    The challenge of spin-off narratives in the Apes franchise is to find new stories to tell within the framework established by the original film Pentalogy. This limited series digs into the mind and memories of General Ursus, the second of the two gorilla generals who are the antagonists of the first two films. We learn about the great love of his life, his resentment of the social order he defends, and the basis for his hatred of human beings.

    Find this resource:

Documentaries

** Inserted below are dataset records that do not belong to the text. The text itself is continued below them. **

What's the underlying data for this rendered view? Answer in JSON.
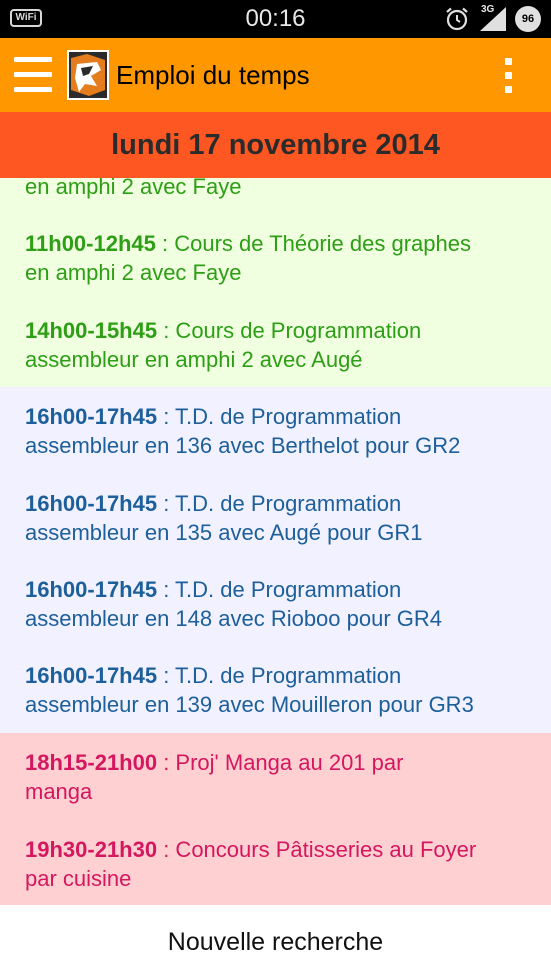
{
  "status_bar": {
    "wifi_label": "WiFi",
    "time": "00:16",
    "network_label": "3G",
    "battery_level": "96"
  },
  "app_bar": {
    "title": "Emploi du temps"
  },
  "date_header": "lundi 17 novembre 2014",
  "schedule": {
    "green": [
      {
        "time": "",
        "line1": "en amphi 2 avec Faye",
        "line2": ""
      },
      {
        "time": "11h00-12h45",
        "line1": " : Cours de Théorie des graphes",
        "line2": "en amphi 2 avec Faye"
      },
      {
        "time": "14h00-15h45",
        "line1": " : Cours de Programmation",
        "line2": "assembleur en amphi 2 avec Augé"
      }
    ],
    "blue": [
      {
        "time": "16h00-17h45",
        "line1": " : T.D. de Programmation",
        "line2": "assembleur en 136 avec Berthelot pour GR2"
      },
      {
        "time": "16h00-17h45",
        "line1": " : T.D. de Programmation",
        "line2": "assembleur en 135 avec Augé pour GR1"
      },
      {
        "time": "16h00-17h45",
        "line1": " : T.D. de Programmation",
        "line2": "assembleur en 148 avec Rioboo pour GR4"
      },
      {
        "time": "16h00-17h45",
        "line1": " : T.D. de Programmation",
        "line2": "assembleur en 139 avec Mouilleron pour GR3"
      }
    ],
    "red": [
      {
        "time": "18h15-21h00",
        "line1": " : Proj' Manga au 201 par",
        "line2": "manga"
      },
      {
        "time": "19h30-21h30",
        "line1": " : Concours Pâtisseries au Foyer",
        "line2": "par cuisine"
      }
    ]
  },
  "new_search_label": "Nouvelle recherche",
  "colors": {
    "app_bar": "#ff9800",
    "date_header": "#ff5722",
    "green_bg": "#efffdf",
    "green_text": "#2e9e16",
    "blue_bg": "#f1f1ff",
    "blue_text": "#1d5f9a",
    "red_bg": "#ffd0d2",
    "red_text": "#d4175f"
  },
  "icons": {
    "menu": "hamburger-menu-icon",
    "logo": "university-shield-logo",
    "overflow": "vertical-dots-icon",
    "alarm": "alarm-clock-icon",
    "signal": "signal-bars-icon"
  }
}
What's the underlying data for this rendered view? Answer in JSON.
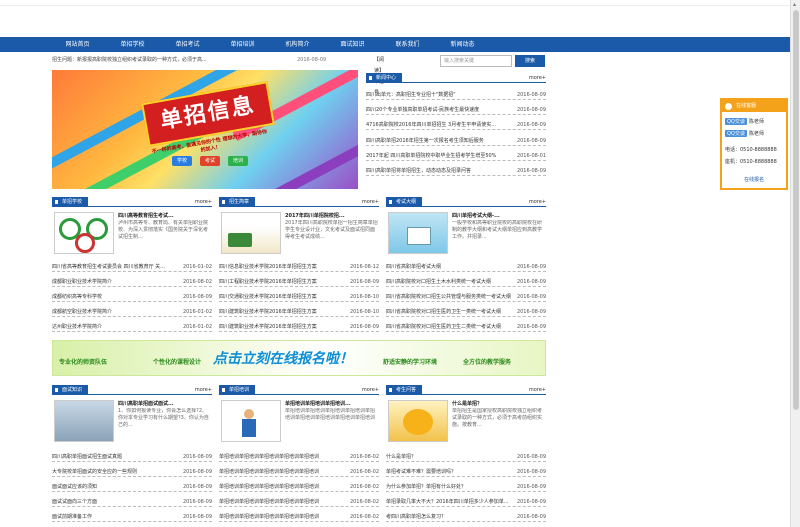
{
  "nav": [
    "网站首页",
    "单招学校",
    "单招考试",
    "单招培训",
    "机构简介",
    "面试知识",
    "联系我们",
    "新闻动态"
  ],
  "notice": {
    "text": "招生问题：新报报高职院校独立组织考试录取的一种方式，必须于高...",
    "date": "2016-08-09",
    "right": "【阅读】单招号"
  },
  "search": {
    "placeholder": "输入搜索关键",
    "button": "搜索"
  },
  "banner": {
    "headline": "单招信息",
    "sub": "不一样的高考，能遇见你的个性 理想的大学，期待你的加入！",
    "pills": [
      "学校",
      "考试",
      "培训"
    ]
  },
  "news_center": {
    "title": "新闻中心",
    "more": "more+",
    "rows": [
      {
        "t": "四川出单元：高职招生专业招十\"数据招\"",
        "d": "2016-08-09"
      },
      {
        "t": "四川20个专业单独高职单招考试-民族考生最快速度",
        "d": "2016-08-09"
      },
      {
        "t": "4716高职院校2016年四川单招招生 3月考生平申请使实...",
        "d": "2016-08-09"
      },
      {
        "t": "四川高职单招2016年招生第一次报名考生须知后服务",
        "d": "2016-08-09"
      },
      {
        "t": "2017年起 四川高职单招院校中职毕业生招考学生增至50%",
        "d": "2016-08-01"
      },
      {
        "t": "四川高职单招将单招招生，动态动态及招录问答",
        "d": "2016-08-09"
      }
    ]
  },
  "schools": {
    "title": "单招学校",
    "more": "more+",
    "feat_title": "四川高等教育招生考试...",
    "feat_desc": "泸州市高等专、教育局、有关单招职业院校、为深入贯彻落实《国务院关于深化考试招生制...",
    "rows": [
      {
        "t": "四川省高等教育招生考试委员会 四川省教育厅 关...",
        "d": "2016-01-02"
      },
      {
        "t": "成都职业职业技术学院简介",
        "d": "2016-08-02"
      },
      {
        "t": "成都纺织高等专科学校",
        "d": "2016-08-09"
      },
      {
        "t": "成都航空职业技术学院简介",
        "d": "2016-01-02"
      },
      {
        "t": "达州职业技术学院简介",
        "d": "2016-01-02"
      }
    ]
  },
  "admissions": {
    "title": "招生简章",
    "more": "more+",
    "feat_title": "2017年四川单招院校招...",
    "feat_desc": "2017年四川高职院校单招一招生简章单招学生专业设计业，文化考试及面试招同面得考生考试成绩...",
    "rows": [
      {
        "t": "四川信息职业技术学院2016年单招招生方案",
        "d": "2016-08-12"
      },
      {
        "t": "四川工程职业技术学院2016年单招招生方案",
        "d": "2016-08-09"
      },
      {
        "t": "四川交通职业技术学院2016年单招招生方案",
        "d": "2016-08-10"
      },
      {
        "t": "四川建筑职业技术学院2016年单招招生方案",
        "d": "2016-08-10"
      },
      {
        "t": "四川建筑职业技术学院2016年单招招生方案",
        "d": "2016-08-09"
      },
      {
        "t": "2017年四川省高职单招一招生简章",
        "d": "2016-08-09"
      }
    ]
  },
  "exam": {
    "title": "考试大纲",
    "more": "more+",
    "feat_title": "四川单招考试大纲-...",
    "feat_desc": "一般学校和高等职业院校的高职院校在研制的教学大纲和考试大纲单招应到高教学工作。并招录...",
    "rows": [
      {
        "t": "四川省高职单招考试大纲",
        "d": "2016-08-09"
      },
      {
        "t": "四川高职院校对口招生土木水利类统一考试大纲",
        "d": "2016-08-09"
      },
      {
        "t": "四川省高职院校对口招生公共管理与服务类统一考试大纲",
        "d": "2016-08-09"
      },
      {
        "t": "四川省高职院校对口招生医药卫生一类统一考试大纲",
        "d": "2016-08-09"
      },
      {
        "t": "四川省高职院校对口招生医药卫生二类统一考试大纲",
        "d": "2016-08-09"
      }
    ]
  },
  "wide": {
    "main": "点击立刻在线报名啦！",
    "w1": "专业化的师资队伍",
    "w2": "个性化的课程设计",
    "w3": "舒适安静的学习环境",
    "w4": "全方位的教学服务"
  },
  "interview": {
    "title": "面试知识",
    "more": "more+",
    "feat_title": "四川高职单招面试面试...",
    "feat_desc": "1、你如何报读专业，你会怎么选择?2、你对本专业学习有什么期望?3、你认为自己的...",
    "rows": [
      {
        "t": "四川高职单招面试招生面试真题",
        "d": "2016-08-09"
      },
      {
        "t": "大专院校单招面试的安全应的一些规则",
        "d": "2016-08-09"
      },
      {
        "t": "面试面试应该的须知",
        "d": "2016-08-09"
      },
      {
        "t": "面试试面向三个方面",
        "d": "2016-08-09"
      },
      {
        "t": "面试前期准备工作",
        "d": "2016-08-09"
      }
    ]
  },
  "training": {
    "title": "单招培训",
    "more": "more+",
    "feat_title": "单招培训单招培训单招培训...",
    "feat_desc": "单招培训单招培训单招培训单招培训单招培训单招培训单招培训单招培训单招培训",
    "rows": [
      {
        "t": "单招培训单招培训单招培训单招培训单招培训",
        "d": "2016-08-02"
      },
      {
        "t": "单招培训单招培训单招培训单招培训单招培训",
        "d": "2016-08-02"
      },
      {
        "t": "单招培训单招培训单招培训单招培训单招培训",
        "d": "2016-08-02"
      },
      {
        "t": "单招培训单招培训单招培训单招培训单招培训",
        "d": "2016-08-02"
      },
      {
        "t": "单招培训单招培训单招培训单招培训单招培训",
        "d": "2016-08-02"
      }
    ]
  },
  "faq": {
    "title": "考生问答",
    "more": "more+",
    "feat_title": "什么是单招？",
    "feat_desc": "单招招生是国家授权高职院校独立组织考试录取的一种方式，必须于高考前组织实施。按教育...",
    "rows": [
      {
        "t": "什么是单招？",
        "d": "2016-08-09"
      },
      {
        "t": "单招考试难不难？需要培训吗？",
        "d": "2016-08-09"
      },
      {
        "t": "为什么参加单招？单招有什么好处？",
        "d": "2016-08-09"
      },
      {
        "t": "单招录取几率大不大？2016年四川单招多少人参加单...",
        "d": "2016-08-09"
      },
      {
        "t": "考四川高职单招怎么复习？",
        "d": "2016-08-09"
      }
    ]
  },
  "kefu": {
    "title": "在线客服",
    "qq1": "QQ交谈",
    "n1": "陈老师",
    "qq2": "QQ交谈",
    "n2": "陈老师",
    "phone1": "电话：0510-8888888",
    "phone2": "座机：0510-8888888",
    "link": "在线报名"
  }
}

Several documentaries have been released covering the production of the original five films, all developed and distributed by Twentieth Century Fox. Behind the Planet of the Apes is the most extensive, produced as a retrospective and not part of an ongoing marketing campaign. Other titles, included in the Planet of the Apes Legacy Collection (cited under The Planet of the Apes Media Franchise), are supplements offered as part of the home viewing experience. A search of YouTube will net selections from these films as well as Planet of the Apes 50 Years Later, a webcast by the Stan Winston School made in support of director William Conlin’s Making Apes: The Artists Who Changed Film, a documentary currently in production.

  • Comtois, David, and Kevin Burns, dirs. Behind the Planet of the Apes. Beverly Hills, CA: 20th Century Fox Home Entertainment, 1998.

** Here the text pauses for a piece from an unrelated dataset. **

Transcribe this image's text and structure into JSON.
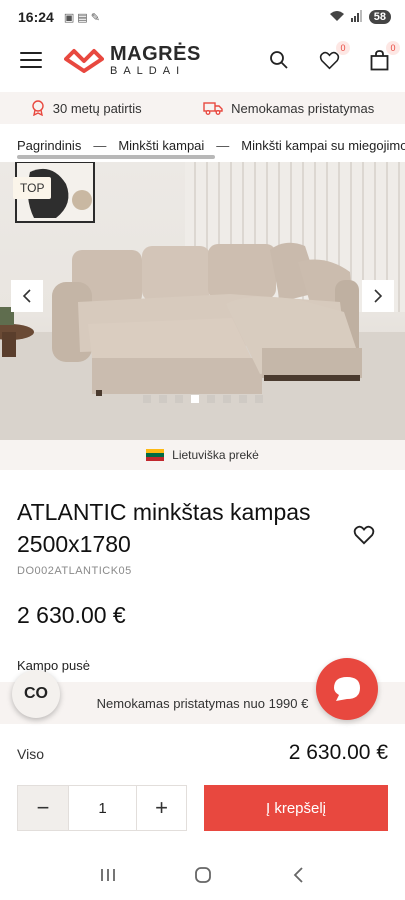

    Save Citation »Export Citation »E-mail Citation »

    Created before the recent cinematic revival of the Apes franchise this documentary offers an exhaustive review of the original series and its televised sequels. It is distinguished by interviews with the filmmakers responsible for creating the makeup, sets, and performances of the allegorical entertainment. Of particular interest are interviews with makeup and prosthetics designer, John Chambers; art director, William J. Creber; associate producer, Mort Abrahams; and Richard Zanuck, the studio executive responsible for greenlighting Planet of the Apes.

    Find this resource:

  • Planet of the Apes 50 Years Later: The Ultimate Documentary. Stan Winston School of Character Arts, 15 May 2018.

    Save Citation »Export Citation »E-mail Citation »

    Hosted by actor Matt Winston, this webcast is a panel discussion in support of a documentary film entitled Making Apes: The Artists Who Changed Film. The panel includes Thomas R. Burman, a makeup artist who assisted John Chambers on Planet, Bobby Porter, an actor/stunt coordinator who played Caesar’s son in Battle, and William Conlin, the documentary’s director. Conlin’s film includes in-depth interviews with filmmakers involved in making the original film series. The documentary achieved a limited release on 9 February 2019.

    Find this resource:

back to top

Article

Up

Down